Rubens’s eight years in Italy in his early and mid-twenties opened a painterly universe to him, providing him with the vital stimulation to develop into an outstanding draftsman and painter. He studied the works or compositions of Mantegna, Leonardo, Raphael (Cat. 26, 27, 37), Giulio Romano, Pordenone (Cat. 20), Michelangelo (Cat. 13), Titian (Cat. 17, 18, 103, 104, 108, 120, 122), Veronese and Tintoretto (Cat. 73), not to mention those by lesser known artists, such as Bartolomeo Passarotti (Cat. 14) and Francesco Salviati. Among contemporaries, he turned his attention to Caravaggio (Cat. 90), Federico Barocci (Cat. 68), Annibale Carracci (Cat. 25), Adam Elsheimer (Cat. 24, 31, 83, 97) and Hans Rottenhammer (Cat. 38). This encounter took the form of simple copying or collecting and retouching the copies of other artists after these exemplary works. From them he learned the use of color and form, of the body’s movements and expressions, of composition and design on a grand scale.

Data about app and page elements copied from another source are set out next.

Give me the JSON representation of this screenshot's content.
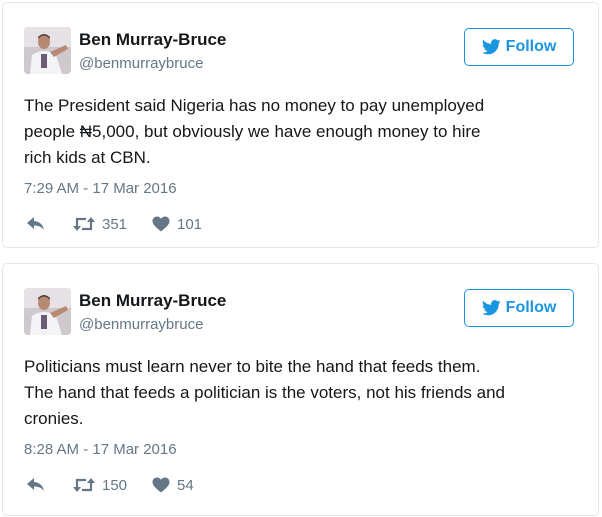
{
  "colors": {
    "accent": "#1b95e0",
    "secondary_text": "#657786",
    "border": "#e1e8ed"
  },
  "tweets": [
    {
      "author": {
        "name": "Ben Murray-Bruce",
        "handle": "@benmurraybruce",
        "avatar_icon": "profile-photo"
      },
      "follow_label": "Follow",
      "follow_icon": "twitter-bird-icon",
      "text_lines": [
        "The President said Nigeria has no money to pay unemployed",
        "people ₦5,000, but obviously we have enough money to hire",
        "rich kids at CBN."
      ],
      "timestamp": "7:29 AM - 17 Mar 2016",
      "actions": {
        "reply_icon": "reply-icon",
        "retweet_icon": "retweet-icon",
        "retweets": "351",
        "like_icon": "heart-icon",
        "likes": "101"
      }
    },
    {
      "author": {
        "name": "Ben Murray-Bruce",
        "handle": "@benmurraybruce",
        "avatar_icon": "profile-photo"
      },
      "follow_label": "Follow",
      "follow_icon": "twitter-bird-icon",
      "text_lines": [
        "Politicians must learn never to bite the hand that feeds them.",
        "The hand that feeds a politician is the voters, not his friends and",
        "cronies."
      ],
      "timestamp": "8:28 AM - 17 Mar 2016",
      "actions": {
        "reply_icon": "reply-icon",
        "retweet_icon": "retweet-icon",
        "retweets": "150",
        "like_icon": "heart-icon",
        "likes": "54"
      }
    }
  ]
}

Rubens’s principal interest, however, was devoted to the works of antiquity, as witnessed by his many copies after ancient sculpture, shown in the exhibition by his drawings after the Laocöon (Cats. 50, 51), the Belvedere Torso (Cat. 46, 47) and Centaur and Cupid (Cat. 55). These ancient models were adopted in paintings of subjects that either preserved their original meaning, that converted their pagan origin into Christian iconography or transformed them into contemporary portraiture. Thus the Crouching Venus (on loan from Naples; Cat. 57) appears as Venus Frigida (Antwerp; Cat. 58) and Venus Mourning the Dead Adonis (Jerusalem and Dulwich; Cat. 59, 60); the Centaur and Cupid is transfigured into the image of the Ecce Homo (St. Petersburg; Cat. 56); and the Venus de’ Medici, combined with Titian’s Girl in a Fur (Cat. 123) metamorphosed into the magnificent portrait of Helena Fourment Wrapped in a Fur (“Het Pelsken”; Cat. 122). From Tobias Stimmer, Jost Amman and Hendrik Goltzius to the giants Michelangelo, Raphael and Titian, to the great sculptors of antiquity – this is the broad spectrum of artistic expressions from which Rubens appropriated those aspects that would be useful to him and which he moulded and transformed into his own unique style.

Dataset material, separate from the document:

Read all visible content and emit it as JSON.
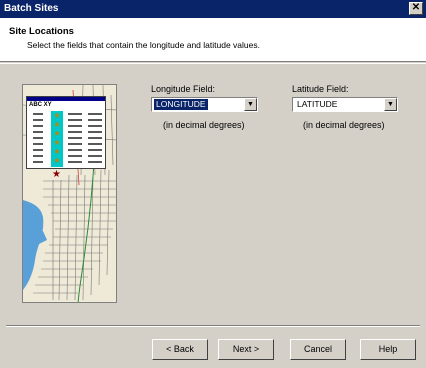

The catalogue accompanying the exhibition consists of the Introduction, twelve essays discussing Rubens’s different aspects of “Transformation” (the antique, creative processes, visual eloquence, invention, composition, passions) followed by 127 short catalogue entries. Rubens’s indefatigable study of other artists’ works is not a new topic amongst Rubens scholars, as witnessed by the four volumes (twelve physical volumes) – and more to come – in the Corpus Rubenianum Ludwig Burchard, yet this exhibition demonstrated this skill on a mighty scale.
Veronika Korbei (Kopecky)